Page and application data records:
◆ ◆ ◆ ◆ ◆

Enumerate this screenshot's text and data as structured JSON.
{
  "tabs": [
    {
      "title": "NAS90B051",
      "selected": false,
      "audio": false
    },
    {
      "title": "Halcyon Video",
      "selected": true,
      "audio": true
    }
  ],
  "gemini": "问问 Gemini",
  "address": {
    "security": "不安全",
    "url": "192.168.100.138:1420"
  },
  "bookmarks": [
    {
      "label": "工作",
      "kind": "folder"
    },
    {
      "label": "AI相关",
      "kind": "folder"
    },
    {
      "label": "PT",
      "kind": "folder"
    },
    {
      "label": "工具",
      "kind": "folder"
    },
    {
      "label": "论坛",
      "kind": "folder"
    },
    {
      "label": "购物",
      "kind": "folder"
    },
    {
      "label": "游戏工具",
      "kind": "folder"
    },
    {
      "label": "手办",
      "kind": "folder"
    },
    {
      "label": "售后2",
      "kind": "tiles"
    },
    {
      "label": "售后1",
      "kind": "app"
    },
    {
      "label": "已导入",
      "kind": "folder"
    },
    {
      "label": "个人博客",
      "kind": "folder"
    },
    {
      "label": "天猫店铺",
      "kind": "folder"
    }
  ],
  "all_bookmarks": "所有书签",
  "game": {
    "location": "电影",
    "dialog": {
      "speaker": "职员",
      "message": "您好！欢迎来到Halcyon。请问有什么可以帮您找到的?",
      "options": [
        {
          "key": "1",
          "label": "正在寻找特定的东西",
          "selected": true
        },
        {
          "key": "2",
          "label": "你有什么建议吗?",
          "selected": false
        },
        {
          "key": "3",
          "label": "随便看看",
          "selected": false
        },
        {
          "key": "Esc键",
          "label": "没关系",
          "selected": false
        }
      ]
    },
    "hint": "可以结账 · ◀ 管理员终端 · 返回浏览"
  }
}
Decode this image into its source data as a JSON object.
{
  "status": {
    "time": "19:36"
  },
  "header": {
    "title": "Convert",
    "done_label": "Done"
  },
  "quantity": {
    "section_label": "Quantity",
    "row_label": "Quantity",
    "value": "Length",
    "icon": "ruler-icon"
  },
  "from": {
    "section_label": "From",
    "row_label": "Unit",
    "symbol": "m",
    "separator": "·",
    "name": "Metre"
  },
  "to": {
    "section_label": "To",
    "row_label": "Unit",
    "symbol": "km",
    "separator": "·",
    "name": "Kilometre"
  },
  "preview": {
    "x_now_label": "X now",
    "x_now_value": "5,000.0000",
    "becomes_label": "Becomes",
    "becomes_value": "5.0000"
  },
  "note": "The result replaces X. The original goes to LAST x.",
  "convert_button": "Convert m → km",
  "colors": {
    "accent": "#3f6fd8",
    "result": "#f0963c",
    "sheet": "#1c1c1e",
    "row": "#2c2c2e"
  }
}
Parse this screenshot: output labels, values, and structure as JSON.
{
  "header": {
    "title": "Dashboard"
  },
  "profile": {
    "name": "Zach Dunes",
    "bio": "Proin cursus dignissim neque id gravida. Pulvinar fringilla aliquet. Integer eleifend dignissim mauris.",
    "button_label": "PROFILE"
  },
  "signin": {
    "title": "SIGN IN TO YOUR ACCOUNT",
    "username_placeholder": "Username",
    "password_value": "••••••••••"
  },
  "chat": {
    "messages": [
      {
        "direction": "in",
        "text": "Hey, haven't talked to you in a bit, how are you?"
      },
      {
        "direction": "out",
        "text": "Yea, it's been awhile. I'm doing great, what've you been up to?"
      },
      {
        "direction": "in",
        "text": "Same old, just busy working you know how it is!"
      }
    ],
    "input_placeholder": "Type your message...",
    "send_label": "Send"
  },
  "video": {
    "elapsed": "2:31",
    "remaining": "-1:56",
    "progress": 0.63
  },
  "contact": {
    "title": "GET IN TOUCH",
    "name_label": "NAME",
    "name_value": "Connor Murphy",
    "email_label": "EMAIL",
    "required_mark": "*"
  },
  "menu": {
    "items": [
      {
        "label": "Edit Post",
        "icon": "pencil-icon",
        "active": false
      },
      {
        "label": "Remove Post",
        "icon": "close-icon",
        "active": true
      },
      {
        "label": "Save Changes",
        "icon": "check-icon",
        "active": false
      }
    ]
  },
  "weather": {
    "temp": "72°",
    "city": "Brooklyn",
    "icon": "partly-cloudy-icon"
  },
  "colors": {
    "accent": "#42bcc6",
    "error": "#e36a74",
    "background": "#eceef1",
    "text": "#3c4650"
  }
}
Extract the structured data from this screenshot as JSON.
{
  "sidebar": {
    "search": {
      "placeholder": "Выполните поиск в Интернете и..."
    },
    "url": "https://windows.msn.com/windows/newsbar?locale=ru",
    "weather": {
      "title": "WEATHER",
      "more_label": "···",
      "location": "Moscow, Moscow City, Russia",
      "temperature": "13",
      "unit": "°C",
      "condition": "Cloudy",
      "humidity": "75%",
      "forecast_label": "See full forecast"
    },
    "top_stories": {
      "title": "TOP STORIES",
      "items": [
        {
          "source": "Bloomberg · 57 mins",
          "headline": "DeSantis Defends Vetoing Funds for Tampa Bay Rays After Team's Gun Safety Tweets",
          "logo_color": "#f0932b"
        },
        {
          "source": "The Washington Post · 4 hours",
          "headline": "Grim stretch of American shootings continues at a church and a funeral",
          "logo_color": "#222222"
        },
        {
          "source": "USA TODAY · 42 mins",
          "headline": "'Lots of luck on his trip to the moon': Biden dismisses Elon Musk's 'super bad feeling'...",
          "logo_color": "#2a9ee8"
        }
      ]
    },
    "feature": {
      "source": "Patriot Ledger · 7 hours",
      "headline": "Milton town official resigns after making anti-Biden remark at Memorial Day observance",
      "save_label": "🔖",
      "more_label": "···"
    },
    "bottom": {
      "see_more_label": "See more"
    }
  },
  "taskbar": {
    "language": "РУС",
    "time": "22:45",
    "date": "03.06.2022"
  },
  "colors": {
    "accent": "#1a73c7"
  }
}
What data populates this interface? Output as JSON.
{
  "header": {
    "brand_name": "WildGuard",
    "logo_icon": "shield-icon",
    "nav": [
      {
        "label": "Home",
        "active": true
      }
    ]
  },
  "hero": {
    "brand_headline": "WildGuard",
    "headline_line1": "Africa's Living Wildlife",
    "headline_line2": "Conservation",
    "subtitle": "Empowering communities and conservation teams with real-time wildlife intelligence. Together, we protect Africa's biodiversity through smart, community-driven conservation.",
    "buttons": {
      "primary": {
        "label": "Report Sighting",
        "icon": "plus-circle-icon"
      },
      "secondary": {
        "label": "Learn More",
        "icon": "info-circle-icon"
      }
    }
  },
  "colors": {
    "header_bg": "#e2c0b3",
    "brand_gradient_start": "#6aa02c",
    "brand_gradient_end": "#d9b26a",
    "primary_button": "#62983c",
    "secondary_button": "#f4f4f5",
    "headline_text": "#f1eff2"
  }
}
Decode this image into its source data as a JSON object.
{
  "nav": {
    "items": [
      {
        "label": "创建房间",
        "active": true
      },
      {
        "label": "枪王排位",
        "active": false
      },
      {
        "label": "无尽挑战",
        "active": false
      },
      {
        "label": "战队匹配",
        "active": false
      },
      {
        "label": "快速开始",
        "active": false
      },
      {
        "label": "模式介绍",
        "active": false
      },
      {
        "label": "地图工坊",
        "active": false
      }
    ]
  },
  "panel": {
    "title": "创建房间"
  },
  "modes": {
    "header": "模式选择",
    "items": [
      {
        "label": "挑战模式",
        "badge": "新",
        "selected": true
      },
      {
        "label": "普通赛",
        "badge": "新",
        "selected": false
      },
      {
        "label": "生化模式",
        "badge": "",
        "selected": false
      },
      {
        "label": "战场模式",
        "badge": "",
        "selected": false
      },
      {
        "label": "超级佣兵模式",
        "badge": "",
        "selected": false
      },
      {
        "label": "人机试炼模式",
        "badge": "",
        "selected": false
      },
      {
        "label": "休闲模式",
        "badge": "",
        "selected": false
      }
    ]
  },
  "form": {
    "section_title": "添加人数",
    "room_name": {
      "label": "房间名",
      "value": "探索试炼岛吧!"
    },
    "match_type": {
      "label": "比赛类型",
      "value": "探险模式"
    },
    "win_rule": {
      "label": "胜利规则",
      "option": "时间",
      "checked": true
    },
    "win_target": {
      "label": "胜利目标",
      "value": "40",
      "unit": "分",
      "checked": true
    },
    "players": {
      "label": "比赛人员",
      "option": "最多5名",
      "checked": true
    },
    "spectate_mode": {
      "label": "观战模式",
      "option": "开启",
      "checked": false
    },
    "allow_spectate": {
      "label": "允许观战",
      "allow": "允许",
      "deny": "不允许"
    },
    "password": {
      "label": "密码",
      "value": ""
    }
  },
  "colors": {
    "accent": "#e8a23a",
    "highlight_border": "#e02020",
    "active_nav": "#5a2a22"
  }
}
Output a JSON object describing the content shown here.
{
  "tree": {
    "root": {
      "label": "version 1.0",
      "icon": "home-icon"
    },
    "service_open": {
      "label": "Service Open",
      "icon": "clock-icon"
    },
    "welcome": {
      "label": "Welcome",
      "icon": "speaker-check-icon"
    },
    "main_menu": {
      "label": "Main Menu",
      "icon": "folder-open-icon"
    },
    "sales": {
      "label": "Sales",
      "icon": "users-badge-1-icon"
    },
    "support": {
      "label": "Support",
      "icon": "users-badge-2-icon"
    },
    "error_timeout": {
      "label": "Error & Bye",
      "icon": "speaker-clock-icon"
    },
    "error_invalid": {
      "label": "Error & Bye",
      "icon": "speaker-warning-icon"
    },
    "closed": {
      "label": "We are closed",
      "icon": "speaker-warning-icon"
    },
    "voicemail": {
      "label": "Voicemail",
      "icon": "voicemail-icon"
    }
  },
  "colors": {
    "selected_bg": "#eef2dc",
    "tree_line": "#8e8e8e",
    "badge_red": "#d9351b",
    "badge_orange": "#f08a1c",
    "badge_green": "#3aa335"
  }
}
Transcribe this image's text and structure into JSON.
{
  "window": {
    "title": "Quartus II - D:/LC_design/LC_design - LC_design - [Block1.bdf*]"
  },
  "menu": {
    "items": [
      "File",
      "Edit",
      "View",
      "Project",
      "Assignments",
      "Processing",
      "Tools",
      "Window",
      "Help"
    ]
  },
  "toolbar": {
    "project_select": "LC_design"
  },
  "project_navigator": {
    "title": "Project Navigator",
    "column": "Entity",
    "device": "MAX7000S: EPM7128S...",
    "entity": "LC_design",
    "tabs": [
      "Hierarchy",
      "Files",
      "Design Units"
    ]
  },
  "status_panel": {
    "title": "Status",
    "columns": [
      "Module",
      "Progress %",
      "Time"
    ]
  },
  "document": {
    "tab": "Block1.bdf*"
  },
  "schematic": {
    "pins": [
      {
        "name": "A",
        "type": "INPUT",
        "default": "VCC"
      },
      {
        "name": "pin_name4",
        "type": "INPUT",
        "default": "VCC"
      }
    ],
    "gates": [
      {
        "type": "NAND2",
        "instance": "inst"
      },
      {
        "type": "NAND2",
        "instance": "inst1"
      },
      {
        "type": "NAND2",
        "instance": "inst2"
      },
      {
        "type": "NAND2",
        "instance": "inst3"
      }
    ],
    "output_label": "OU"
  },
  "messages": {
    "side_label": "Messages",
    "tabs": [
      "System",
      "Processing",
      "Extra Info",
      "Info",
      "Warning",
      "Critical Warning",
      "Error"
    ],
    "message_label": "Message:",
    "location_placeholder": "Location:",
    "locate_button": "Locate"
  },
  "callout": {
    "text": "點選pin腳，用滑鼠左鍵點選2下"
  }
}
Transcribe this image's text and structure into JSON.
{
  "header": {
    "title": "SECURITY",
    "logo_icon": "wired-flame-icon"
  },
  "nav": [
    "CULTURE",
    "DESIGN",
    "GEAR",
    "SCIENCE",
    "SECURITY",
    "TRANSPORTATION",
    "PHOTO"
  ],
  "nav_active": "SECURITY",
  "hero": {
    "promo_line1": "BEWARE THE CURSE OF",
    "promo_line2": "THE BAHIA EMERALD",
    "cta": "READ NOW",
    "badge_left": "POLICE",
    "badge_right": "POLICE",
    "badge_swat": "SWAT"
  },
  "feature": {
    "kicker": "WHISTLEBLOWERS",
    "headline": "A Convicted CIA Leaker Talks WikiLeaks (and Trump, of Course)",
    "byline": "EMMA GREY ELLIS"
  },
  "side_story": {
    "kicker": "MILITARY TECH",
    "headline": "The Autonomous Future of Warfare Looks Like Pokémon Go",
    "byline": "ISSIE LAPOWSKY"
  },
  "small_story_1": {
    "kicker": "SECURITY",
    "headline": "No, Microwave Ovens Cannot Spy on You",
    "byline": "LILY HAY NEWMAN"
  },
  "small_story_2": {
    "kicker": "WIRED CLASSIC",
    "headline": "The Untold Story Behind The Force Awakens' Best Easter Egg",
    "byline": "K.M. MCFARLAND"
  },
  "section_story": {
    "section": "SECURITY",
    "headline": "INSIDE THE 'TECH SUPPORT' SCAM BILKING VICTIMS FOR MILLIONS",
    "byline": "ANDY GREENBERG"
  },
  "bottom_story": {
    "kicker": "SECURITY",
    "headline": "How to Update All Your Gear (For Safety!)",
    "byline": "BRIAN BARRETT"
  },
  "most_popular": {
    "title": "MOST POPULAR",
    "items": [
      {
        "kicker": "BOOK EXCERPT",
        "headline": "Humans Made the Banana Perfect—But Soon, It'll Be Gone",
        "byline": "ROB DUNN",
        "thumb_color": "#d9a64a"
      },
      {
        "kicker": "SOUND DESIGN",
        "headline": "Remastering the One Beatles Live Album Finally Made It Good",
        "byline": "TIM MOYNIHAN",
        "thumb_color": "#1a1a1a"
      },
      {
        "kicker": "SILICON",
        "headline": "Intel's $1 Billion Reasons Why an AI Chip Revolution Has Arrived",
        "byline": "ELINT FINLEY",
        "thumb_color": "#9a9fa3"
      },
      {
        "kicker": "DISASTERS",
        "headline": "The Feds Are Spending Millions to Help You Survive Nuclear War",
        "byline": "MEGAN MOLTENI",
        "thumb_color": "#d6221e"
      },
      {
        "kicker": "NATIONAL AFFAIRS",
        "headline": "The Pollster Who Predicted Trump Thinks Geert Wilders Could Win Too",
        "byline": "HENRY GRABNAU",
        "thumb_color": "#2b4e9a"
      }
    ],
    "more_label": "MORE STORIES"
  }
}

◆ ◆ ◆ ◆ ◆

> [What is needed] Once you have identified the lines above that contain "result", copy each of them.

> [Output of the task]
  "note": "The result replaces X. The original goes to LAST x.",
    "result": "#f0963c",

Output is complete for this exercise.